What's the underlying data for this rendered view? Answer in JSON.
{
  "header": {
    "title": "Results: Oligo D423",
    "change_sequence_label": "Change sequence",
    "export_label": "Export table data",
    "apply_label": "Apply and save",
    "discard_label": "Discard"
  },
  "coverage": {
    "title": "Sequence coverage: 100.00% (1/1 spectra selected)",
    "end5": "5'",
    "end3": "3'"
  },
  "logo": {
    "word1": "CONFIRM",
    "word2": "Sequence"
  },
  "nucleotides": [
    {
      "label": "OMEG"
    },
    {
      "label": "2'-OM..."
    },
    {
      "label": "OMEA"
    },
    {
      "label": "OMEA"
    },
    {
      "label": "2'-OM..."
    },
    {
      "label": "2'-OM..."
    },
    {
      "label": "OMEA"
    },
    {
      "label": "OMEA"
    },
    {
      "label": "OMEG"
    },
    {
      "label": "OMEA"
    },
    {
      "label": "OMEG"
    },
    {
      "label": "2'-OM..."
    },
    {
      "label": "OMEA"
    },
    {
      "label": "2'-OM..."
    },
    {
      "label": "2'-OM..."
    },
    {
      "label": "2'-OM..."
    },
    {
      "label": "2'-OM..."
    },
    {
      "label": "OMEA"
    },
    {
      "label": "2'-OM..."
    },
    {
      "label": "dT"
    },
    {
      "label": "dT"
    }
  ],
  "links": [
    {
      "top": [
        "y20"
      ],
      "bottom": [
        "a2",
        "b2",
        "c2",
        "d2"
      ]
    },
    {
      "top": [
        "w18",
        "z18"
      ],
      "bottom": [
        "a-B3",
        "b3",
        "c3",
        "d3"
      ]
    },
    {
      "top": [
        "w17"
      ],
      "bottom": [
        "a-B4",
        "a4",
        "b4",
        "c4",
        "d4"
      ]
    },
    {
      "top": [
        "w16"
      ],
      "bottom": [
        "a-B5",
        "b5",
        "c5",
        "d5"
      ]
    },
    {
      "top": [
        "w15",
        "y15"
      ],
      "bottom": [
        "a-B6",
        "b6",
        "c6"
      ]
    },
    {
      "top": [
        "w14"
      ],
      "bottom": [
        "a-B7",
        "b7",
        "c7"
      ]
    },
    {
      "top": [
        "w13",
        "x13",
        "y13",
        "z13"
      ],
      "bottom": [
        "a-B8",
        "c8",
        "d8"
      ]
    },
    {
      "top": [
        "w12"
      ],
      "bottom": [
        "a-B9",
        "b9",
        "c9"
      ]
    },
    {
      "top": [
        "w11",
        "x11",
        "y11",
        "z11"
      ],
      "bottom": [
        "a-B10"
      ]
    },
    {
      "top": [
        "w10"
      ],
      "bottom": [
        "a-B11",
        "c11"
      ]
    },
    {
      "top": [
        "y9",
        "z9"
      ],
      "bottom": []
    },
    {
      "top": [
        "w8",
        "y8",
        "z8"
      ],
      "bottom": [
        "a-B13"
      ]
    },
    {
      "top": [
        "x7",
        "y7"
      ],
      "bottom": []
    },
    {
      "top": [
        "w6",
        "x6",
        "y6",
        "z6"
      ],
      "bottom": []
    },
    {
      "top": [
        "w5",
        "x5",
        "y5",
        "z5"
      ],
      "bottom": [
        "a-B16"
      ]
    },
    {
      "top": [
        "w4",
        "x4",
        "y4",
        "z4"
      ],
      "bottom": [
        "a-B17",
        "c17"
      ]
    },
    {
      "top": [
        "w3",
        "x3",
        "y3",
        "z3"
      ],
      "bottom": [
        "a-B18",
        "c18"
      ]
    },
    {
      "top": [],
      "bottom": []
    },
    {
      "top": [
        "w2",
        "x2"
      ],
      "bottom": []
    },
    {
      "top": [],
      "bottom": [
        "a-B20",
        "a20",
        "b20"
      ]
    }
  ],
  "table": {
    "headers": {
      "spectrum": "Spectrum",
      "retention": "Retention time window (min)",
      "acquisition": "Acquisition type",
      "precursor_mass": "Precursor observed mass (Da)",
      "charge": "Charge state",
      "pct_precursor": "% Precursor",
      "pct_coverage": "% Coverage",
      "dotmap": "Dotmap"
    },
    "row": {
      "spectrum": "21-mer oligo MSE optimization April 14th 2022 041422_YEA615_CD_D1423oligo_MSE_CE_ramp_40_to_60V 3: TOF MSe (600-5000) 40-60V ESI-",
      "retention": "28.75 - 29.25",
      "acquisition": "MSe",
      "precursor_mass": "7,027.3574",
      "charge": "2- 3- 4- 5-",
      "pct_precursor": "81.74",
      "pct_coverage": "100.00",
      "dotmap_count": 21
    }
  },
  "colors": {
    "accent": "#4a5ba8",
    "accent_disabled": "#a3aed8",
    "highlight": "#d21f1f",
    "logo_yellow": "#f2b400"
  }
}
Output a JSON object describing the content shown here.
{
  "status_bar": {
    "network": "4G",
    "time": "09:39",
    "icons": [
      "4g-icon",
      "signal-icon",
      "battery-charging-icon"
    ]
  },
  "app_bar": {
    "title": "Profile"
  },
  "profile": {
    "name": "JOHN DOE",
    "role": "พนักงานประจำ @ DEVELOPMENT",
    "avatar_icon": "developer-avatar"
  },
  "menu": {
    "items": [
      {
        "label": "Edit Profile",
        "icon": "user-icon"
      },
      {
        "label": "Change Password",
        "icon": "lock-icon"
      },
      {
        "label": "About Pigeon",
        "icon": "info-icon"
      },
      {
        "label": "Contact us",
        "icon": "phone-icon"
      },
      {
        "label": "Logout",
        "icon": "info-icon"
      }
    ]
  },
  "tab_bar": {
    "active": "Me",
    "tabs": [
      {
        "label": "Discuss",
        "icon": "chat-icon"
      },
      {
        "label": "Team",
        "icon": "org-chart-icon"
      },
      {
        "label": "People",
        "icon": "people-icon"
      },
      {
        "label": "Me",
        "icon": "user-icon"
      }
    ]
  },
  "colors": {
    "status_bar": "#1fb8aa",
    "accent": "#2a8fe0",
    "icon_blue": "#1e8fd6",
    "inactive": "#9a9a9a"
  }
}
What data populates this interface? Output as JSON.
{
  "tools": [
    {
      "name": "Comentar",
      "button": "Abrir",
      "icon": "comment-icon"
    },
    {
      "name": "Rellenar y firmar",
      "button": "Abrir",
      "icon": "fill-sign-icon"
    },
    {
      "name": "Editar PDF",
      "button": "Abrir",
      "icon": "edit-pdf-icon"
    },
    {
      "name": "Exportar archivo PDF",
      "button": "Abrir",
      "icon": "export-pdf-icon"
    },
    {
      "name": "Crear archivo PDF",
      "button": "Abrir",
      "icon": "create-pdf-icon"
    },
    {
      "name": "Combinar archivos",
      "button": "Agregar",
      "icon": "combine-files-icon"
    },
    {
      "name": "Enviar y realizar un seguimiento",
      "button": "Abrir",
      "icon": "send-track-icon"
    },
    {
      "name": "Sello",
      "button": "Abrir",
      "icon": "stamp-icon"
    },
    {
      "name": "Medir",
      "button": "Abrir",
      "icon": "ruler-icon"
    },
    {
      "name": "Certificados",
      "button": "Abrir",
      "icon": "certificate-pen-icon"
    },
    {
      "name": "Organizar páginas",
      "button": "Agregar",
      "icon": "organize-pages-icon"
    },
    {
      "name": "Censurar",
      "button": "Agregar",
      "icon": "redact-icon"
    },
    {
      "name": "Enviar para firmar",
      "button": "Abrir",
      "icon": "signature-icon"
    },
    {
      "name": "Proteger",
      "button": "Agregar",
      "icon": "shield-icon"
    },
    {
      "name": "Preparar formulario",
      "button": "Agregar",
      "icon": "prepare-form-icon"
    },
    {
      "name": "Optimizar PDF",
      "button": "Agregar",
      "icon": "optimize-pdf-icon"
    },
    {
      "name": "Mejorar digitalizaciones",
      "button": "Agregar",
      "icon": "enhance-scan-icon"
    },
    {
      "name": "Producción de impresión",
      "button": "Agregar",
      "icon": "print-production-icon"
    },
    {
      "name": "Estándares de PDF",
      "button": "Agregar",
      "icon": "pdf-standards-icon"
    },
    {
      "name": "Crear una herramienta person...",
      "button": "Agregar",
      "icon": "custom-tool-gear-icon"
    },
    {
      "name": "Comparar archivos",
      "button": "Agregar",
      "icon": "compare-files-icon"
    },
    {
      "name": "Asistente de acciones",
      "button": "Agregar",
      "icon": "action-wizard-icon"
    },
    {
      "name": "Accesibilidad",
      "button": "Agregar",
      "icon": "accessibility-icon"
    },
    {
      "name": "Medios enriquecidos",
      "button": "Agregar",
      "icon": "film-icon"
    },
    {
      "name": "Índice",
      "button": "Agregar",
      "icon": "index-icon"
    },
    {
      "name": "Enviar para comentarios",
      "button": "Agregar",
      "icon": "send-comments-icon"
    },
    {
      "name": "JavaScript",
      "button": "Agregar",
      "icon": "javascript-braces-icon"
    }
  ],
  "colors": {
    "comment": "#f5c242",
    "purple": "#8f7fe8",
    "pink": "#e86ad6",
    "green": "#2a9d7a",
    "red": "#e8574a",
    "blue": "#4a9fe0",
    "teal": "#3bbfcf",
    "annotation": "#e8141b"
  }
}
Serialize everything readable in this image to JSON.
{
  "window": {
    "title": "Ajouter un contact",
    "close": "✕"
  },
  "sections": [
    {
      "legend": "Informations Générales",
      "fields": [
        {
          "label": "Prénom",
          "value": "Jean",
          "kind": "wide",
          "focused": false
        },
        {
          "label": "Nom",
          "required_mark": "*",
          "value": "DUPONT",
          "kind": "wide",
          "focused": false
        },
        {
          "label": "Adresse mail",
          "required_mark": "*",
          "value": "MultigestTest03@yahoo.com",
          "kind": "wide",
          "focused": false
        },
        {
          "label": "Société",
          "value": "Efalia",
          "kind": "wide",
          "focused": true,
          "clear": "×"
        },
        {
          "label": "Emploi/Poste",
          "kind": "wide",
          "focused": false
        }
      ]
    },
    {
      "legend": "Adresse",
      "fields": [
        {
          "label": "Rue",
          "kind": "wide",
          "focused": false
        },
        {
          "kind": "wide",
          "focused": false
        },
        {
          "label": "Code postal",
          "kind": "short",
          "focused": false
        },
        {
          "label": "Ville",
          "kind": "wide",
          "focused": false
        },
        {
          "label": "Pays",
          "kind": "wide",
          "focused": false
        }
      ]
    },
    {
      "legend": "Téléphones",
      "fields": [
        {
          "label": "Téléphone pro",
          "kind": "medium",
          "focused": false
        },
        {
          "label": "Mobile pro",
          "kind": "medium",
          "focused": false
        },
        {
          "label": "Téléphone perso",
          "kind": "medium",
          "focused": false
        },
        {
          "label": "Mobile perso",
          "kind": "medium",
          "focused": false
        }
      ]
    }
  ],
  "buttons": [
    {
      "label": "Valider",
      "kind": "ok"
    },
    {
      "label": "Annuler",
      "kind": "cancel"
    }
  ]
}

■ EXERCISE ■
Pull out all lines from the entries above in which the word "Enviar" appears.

■ TASK RESULT ■
      "name": "Enviar y realizar un seguimiento",
      "name": "Enviar para firmar",
      "name": "Enviar para comentarios",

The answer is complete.